The U.S. Air Force released a final request for proposals May 11 from companies capable of launching small and medium-sized satellites to low Earth orbit.

The Orbital/Suborbital Program-3 (OSP-3) solicitation, posted on the Federal Business Opportunities website, offers an opportunity for new entrants into the market for launching military payloads. The service intends to award up to six indefinite-delivery, indefinite-quantity contracts over a five-year period with a combined cost ceiling of $900 million, Air Force spokeswoman Maj. Tracy Bunko wrote in a May 18 email.

Contract awards are expected to begin in early fall.

The OSP-3 mission set is split into two lanes, according to the solicitation. One is for launching payloads weighing up to 1,800 kilograms into low Earth orbit or on long-range suborbital missions; the other is for bigger satellites, weighing as much as 9,000 kilograms, into low Earth orbit.

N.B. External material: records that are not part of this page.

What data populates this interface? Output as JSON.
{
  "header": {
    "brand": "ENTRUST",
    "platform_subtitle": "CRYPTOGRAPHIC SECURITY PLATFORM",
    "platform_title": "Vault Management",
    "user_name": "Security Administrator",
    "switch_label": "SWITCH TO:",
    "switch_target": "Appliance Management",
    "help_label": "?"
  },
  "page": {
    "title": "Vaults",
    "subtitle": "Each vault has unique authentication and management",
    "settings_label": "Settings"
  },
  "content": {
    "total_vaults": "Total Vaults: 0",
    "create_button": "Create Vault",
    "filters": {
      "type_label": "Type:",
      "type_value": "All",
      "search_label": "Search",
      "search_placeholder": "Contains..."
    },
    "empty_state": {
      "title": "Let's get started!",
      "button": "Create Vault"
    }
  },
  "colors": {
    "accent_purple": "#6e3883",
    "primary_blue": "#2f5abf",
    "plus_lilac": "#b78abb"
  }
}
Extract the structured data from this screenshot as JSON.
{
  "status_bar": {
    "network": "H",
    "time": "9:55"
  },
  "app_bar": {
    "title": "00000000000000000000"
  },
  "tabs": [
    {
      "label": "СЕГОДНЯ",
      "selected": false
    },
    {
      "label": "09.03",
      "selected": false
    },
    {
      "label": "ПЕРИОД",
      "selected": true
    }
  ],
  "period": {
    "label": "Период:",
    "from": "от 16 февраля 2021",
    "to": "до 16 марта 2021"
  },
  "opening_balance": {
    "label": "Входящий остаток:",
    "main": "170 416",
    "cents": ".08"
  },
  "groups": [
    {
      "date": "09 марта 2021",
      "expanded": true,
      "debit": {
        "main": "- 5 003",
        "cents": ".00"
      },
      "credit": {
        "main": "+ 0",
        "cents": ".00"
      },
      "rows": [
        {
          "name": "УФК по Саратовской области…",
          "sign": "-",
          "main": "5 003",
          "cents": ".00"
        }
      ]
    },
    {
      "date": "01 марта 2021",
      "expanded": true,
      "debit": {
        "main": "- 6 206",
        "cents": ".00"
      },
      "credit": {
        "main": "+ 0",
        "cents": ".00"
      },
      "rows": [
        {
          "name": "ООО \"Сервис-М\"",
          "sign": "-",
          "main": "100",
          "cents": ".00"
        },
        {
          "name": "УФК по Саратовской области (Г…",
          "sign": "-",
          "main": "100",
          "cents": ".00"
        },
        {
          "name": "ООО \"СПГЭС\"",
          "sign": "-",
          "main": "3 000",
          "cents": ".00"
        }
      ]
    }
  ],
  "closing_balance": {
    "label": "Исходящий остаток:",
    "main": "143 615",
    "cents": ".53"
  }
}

The solicitation includes launches of the civilian Deep Space Climate Observatory in 2014 and the Space Test Program-2 satellite in 2015. Both missions have been set aside for new market entrants, meaning United Launch Alliance, which launches the vast majority of U.S. government payloads, is not eligible to compete.